The current system using insurance companies is terribly wasteful. Each insurance company has its own bureaucracy, its own rules, its own payment rates, its own claim forms, its own high-paid executives, its own advertising, and its own high profits. Patients and medical providers waste terrible amounts of time figuring out how to navigate those many redundant systems.
Also, a single-payer system would achieve economies of scale in administering the program. It would have the power to require low prices from pharmaceutical companies and hospitals.
Insurance companies, pharmaceutical companies and privately owned hospitals finance politicians’ campaigns, so few politicians support the single-payer solution.
The single-payer solution is the only way to solve the various problems efficiently, economically and democratically. It would cover everyone, improve health care results and save money.
GLEN ANDERSON, Lacey
Writers’ school ideas bad use of tax money

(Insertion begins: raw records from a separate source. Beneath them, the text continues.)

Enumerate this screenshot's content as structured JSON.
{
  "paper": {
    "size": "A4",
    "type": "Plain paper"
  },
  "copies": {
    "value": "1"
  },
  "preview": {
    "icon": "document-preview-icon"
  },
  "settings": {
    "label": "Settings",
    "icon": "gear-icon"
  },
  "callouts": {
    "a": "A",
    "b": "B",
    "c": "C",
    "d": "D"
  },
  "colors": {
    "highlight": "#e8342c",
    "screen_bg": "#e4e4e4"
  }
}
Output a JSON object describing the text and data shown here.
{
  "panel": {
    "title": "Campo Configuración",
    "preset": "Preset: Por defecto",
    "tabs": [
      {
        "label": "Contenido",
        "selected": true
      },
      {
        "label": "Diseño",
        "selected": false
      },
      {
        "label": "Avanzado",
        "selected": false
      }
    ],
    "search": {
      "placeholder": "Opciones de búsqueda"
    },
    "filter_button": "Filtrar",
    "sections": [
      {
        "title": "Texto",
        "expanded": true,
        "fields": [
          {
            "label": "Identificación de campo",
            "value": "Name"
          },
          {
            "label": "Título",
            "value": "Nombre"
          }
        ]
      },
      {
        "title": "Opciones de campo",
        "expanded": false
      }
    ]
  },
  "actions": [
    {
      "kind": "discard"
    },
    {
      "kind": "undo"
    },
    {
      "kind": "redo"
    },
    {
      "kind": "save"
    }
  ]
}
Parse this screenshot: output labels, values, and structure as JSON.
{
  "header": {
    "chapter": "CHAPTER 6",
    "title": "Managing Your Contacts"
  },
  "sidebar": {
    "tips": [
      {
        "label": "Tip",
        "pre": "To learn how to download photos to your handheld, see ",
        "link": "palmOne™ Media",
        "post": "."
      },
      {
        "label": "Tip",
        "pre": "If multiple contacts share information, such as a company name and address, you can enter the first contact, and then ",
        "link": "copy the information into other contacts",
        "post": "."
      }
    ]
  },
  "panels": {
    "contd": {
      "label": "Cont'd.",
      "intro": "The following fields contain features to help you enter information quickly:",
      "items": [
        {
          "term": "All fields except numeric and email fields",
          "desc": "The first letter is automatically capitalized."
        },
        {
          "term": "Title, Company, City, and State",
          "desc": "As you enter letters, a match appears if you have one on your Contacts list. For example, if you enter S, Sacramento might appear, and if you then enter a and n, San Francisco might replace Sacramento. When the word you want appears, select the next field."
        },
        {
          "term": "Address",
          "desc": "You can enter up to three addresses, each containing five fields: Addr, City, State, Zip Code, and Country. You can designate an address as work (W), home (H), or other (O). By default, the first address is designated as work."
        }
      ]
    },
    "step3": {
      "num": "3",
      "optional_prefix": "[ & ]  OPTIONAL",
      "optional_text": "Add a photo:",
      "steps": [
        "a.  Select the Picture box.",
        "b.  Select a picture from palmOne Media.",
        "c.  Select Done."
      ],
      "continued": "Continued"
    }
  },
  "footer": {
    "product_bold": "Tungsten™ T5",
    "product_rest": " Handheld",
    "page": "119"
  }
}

I feel that letter writers McKenzie Midles, Alex Giebelhaus and Brenna Peterson have and are trying to misuse our tax dollars.
Midles indicates that she can’t afford to care for her child. She wants the school system to raise her offspring at our cost while she works.
As for Giebelhaus, he states that the school system should supervise the kids while one is at work.
And then there is Peterson. She says that one of the best parts of the after-school program was playing outside.
Peterson wants to do away with field trips where, hopefully, some learning may take place.
After reading the letters written by these people it seems that the after-school programs are being used as a babysitting center.
Now, if people can’t afford to raise their child then they should consider putting their child up for adoption. Perhaps people should get themselves fixed so taxpayers won’t be expected to pay for their future children’s welfare, since they apparently can’t.
JOHN THOMAS, Olympia